**** EXERCISE DATA
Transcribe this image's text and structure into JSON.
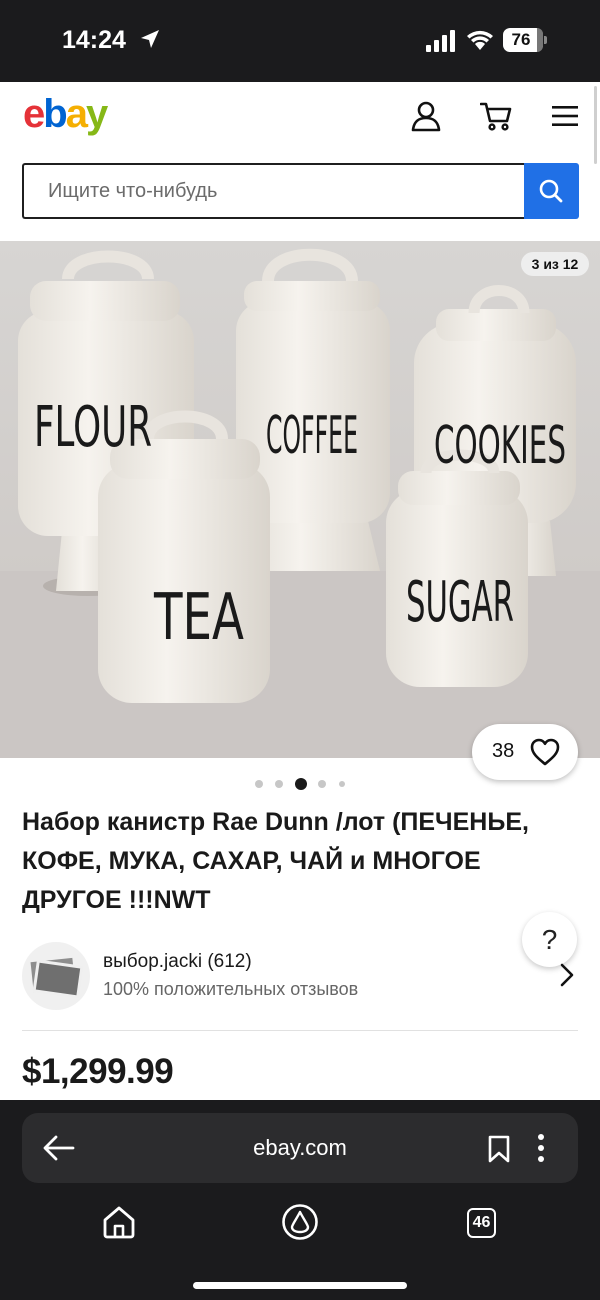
{
  "status_bar": {
    "time": "14:24",
    "battery": "76"
  },
  "header": {
    "logo": [
      "e",
      "b",
      "a",
      "y"
    ],
    "logo_colors": [
      "#e53238",
      "#0064d2",
      "#f5af02",
      "#86b817"
    ],
    "icons": [
      "profile-icon",
      "cart-icon",
      "menu-icon"
    ]
  },
  "search": {
    "placeholder": "Ищите что-нибудь",
    "button_color": "#2070e6"
  },
  "gallery": {
    "counter": "3 из 12",
    "likes": "38",
    "current_index": 3,
    "canisters": [
      "FLOUR",
      "COFFEE",
      "COOKIES",
      "TEA",
      "SUGAR"
    ]
  },
  "listing": {
    "title": "Набор канистр Rae Dunn /лот (ПЕЧЕНЬЕ, КОФЕ, МУКА, САХАР, ЧАЙ и МНОГОЕ ДРУГОЕ !!!NWT",
    "price": "$1,299.99"
  },
  "seller": {
    "name": "выбор.jacki (612)",
    "feedback": "100% положительных отзывов"
  },
  "help": {
    "label": "?"
  },
  "browser": {
    "url": "ebay.com",
    "tabs_count": "46"
  }
}
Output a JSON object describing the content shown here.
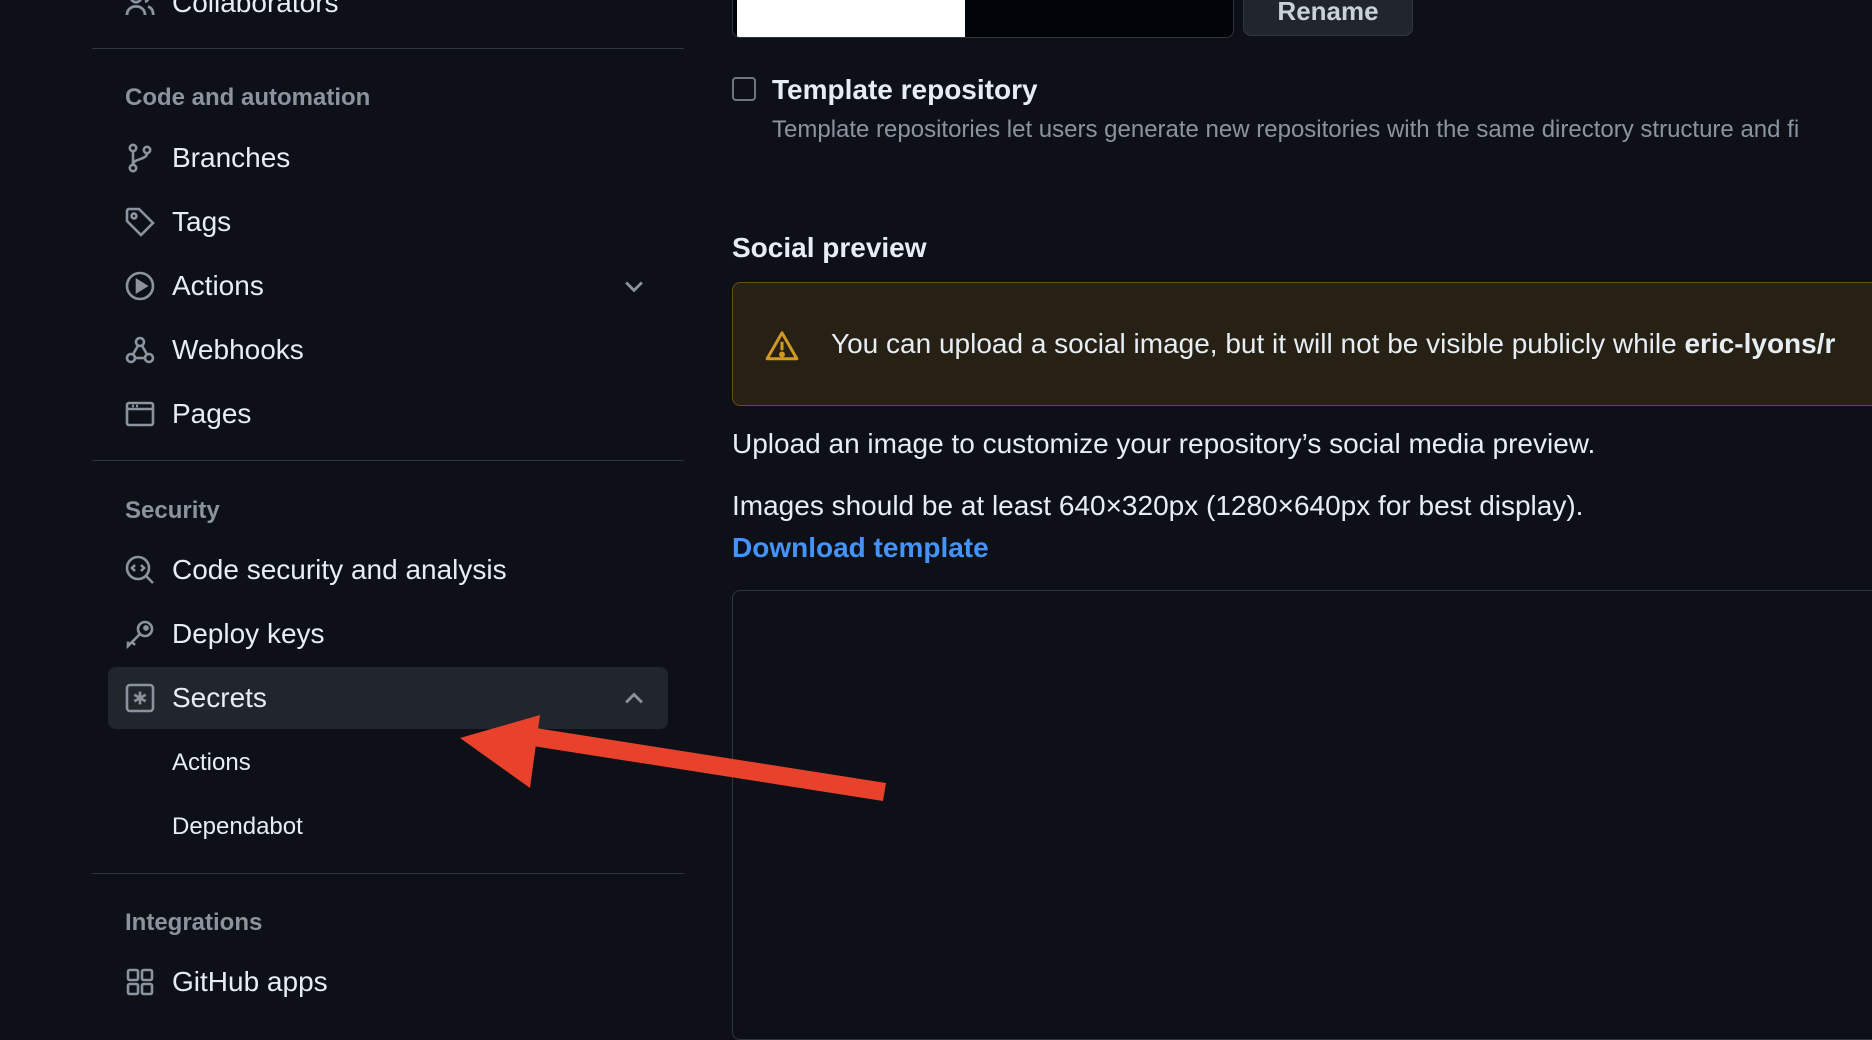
{
  "sidebar": {
    "top_item": {
      "label": "Collaborators",
      "icon": "people-icon"
    },
    "sections": {
      "code": {
        "title": "Code and automation",
        "items": [
          {
            "label": "Branches",
            "icon": "git-branch-icon"
          },
          {
            "label": "Tags",
            "icon": "tag-icon"
          },
          {
            "label": "Actions",
            "icon": "play-icon"
          },
          {
            "label": "Webhooks",
            "icon": "webhook-icon"
          },
          {
            "label": "Pages",
            "icon": "browser-icon"
          }
        ]
      },
      "security": {
        "title": "Security",
        "items": [
          {
            "label": "Code security and analysis",
            "icon": "codescan-icon"
          },
          {
            "label": "Deploy keys",
            "icon": "key-icon"
          },
          {
            "label": "Secrets",
            "icon": "asterisk-box-icon"
          }
        ],
        "secrets_sub": [
          {
            "label": "Actions"
          },
          {
            "label": "Dependabot"
          }
        ]
      },
      "integrations": {
        "title": "Integrations",
        "items": [
          {
            "label": "GitHub apps",
            "icon": "apps-icon"
          }
        ]
      }
    }
  },
  "main": {
    "rename_label": "Rename",
    "template": {
      "title": "Template repository",
      "description": "Template repositories let users generate new repositories with the same directory structure and fi"
    },
    "social": {
      "title": "Social preview",
      "warning_prefix": "You can upload a social image, but it will not be visible publicly while ",
      "warning_repo": "eric-lyons/r",
      "upload_text": "Upload an image to customize your repository’s social media preview.",
      "size_text": "Images should be at least 640×320px (1280×640px for best display).",
      "download_link": "Download template"
    }
  },
  "colors": {
    "background": "#0d1117",
    "link": "#4493f8",
    "warning": "#d29922",
    "arrow": "#e8412c"
  }
}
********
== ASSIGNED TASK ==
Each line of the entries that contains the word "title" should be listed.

== ANSWER TO THIS TASK ==
    "title": "Набор канистр Rae Dunn /лот (ПЕЧЕНЬЕ, КОФЕ, МУКА, САХАР, ЧАЙ и МНОГОЕ ДРУГОЕ !!!NWT",
        "title": "Code and automation",
        "title": "Security",
        "title": "Integrations",
      "title": "Template repository",
      "title": "Social preview",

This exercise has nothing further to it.